B-cell: cell that is important for strong immune response, makes chemicals that kill germs.
Germs: include bacteria, viruses, and anything that isn't supposed to be in our bodies.
Immune system: all the cells, tissues, and organs involved in fighting infection or disease in the body... more
Macrophage: an immune cell that engulfs foreign material and dead cells... more
Neutrophil: an immune cell that is one of the first responders to an infection or injury; they fight by eating invaders, shooting chemicals at them, or setting web-like traps for them. Neutrophils are the most common type of white blood cell in humans....more
T-cell: cell that activates a response from the body's immune system.
Neutrophils kill germs by swallowing them, shooting them with chemicals, or setting web-like traps for them.
They are the most common white blood cell in humans, so are often the first line of defense in the body. It’s a good thing they have so many ways to fight.
The web traps they make are basically sticky lines that are attached to the cell. These lines can stick to invading germs, stopping them in their tracks.
Macrophages ingest germs by forming a curve in the membrane. The curve soon surrounds the germ, and then seals the membrane around the germ.
Thus, it has the germ in what is called a vesicle (a pocket in the membrane). Inside the macrophage, chemicals get inside this pocket and chop up the germs.
Once the germs are chopped up, the macrophage displays the digested pieces of the germ on its surface. In this way, the macrophage can show the dendritic cells and T-cells (helper and killer) what it has found.

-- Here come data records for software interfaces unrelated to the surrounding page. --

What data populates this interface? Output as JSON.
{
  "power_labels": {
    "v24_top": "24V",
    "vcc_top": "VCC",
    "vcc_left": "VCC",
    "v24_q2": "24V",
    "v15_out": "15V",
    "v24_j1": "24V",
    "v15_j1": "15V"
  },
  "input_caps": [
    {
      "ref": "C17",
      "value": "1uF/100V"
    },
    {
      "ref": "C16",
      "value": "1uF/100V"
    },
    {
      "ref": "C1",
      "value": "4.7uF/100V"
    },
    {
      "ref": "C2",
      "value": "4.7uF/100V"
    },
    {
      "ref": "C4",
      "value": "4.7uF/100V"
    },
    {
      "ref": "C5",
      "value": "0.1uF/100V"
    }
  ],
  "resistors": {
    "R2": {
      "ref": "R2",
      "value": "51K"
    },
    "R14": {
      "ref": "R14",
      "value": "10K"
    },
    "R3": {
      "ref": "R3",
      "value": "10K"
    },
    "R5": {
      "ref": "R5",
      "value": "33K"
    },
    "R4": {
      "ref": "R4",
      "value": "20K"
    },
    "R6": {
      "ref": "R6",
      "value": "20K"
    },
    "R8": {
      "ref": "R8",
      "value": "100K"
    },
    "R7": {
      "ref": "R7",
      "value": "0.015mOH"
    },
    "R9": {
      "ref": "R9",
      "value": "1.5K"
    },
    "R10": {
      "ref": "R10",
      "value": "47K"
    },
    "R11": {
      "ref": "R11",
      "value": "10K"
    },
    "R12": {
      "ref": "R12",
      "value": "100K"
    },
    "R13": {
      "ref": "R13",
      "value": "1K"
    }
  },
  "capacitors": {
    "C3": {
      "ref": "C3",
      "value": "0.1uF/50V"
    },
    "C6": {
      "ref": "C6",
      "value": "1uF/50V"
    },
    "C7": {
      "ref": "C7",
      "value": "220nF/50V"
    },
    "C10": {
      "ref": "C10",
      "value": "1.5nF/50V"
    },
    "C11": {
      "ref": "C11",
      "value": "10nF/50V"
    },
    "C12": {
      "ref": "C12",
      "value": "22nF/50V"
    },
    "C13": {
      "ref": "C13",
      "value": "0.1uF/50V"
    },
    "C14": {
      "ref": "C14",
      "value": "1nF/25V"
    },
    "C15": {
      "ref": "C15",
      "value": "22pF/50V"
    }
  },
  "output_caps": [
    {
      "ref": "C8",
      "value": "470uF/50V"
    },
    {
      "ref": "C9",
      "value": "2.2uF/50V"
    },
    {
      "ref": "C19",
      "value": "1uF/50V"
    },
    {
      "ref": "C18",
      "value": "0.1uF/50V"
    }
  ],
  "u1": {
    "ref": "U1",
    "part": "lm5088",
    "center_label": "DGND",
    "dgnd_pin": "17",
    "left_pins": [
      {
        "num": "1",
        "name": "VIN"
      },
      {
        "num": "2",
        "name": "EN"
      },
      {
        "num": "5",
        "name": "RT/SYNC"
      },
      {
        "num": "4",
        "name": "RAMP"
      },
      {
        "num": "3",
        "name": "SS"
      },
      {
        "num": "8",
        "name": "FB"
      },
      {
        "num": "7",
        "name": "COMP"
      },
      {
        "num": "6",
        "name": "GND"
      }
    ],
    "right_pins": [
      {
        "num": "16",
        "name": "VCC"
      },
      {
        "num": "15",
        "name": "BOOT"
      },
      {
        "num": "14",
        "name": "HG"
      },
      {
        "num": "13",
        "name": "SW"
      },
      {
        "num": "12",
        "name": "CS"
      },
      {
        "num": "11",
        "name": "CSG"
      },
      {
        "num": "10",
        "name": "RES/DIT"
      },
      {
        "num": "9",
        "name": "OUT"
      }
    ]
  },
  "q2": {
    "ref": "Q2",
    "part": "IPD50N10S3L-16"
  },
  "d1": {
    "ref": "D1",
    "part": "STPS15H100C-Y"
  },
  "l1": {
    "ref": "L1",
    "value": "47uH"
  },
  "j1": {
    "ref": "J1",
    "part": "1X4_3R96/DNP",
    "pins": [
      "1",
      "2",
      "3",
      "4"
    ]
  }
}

T-cells respond to signals from the macrophages that warn of infection. These signals are very specific, and report which type of germ is causing the infection.
For example a virus infection will cause a different signal than a bacterial infection. The signal tells the T-cell what the body is infected with and how many invaders there are.
There are millions of macrophages in the human body. If a large amount of them go to the lymph node with germs, chances are you have a pretty big infection. This is when the T-cell must call on other cells for help.
Once the T-cell signals that a large immune response is necessary, it messages the B-cells to display what germs they will be fighting.
The B-cells then prepare an immunoglobulin that exactly fits the germ they will encounter. Once the B-cells and T-cells migrate to the cut, the B-cells shoot these immunoglobulins out of the cells like bullets.
The immunoglobulins bind to the germs, destroying them.
A paper cut seems like a pretty small wound for a healthy body to handle. But what happens if you don’t have any or if you have very few B- or T-cells in your body? This can happen from diseases such as cancer, HIV/AIDS, anemia, hepatitis, genetic defects, and medications such as steroids and chemotherapy.
People with these diseases or taking these treatments can’t fight germs very well, because they don’t have the B- or T-cells they need. They still have the macrophages that find the infections, but when the macrophages need help and look for the B- and T-cells, the defenders aren’t there. This means the germs can take over. Doctors call this being immunocompromised.
Luckily, there have been many advances in medicine to help immunocompromised people. Depending on the source of the problem, people can get bone marrow transplants, or take special medicines to help keep them from getting sick.
B-cell (B lymphocyte) image by BruceBlaus via Wikimedia Commons, infected HIV cell by NIAID via Wikimedia Commons.
Kimberly Repp. (2015, February 21). Immune System Defenders. ASU - Ask A Biologist. Retrieved September 18, 2020 from https://askabiologist.asu.edu/immune-system-defenders
Kimberly Repp. "Immune System Defenders". ASU - Ask A Biologist. 21 February, 2015. https://askabiologist.asu.edu/immune-system-defenders
Kimberly Repp. "Immune System Defenders". ASU - Ask A Biologist. 21 Feb 2015. ASU - Ask A Biologist, Web. 18 Sep 2020. https://askabiologist.asu.edu/immune-system-defenders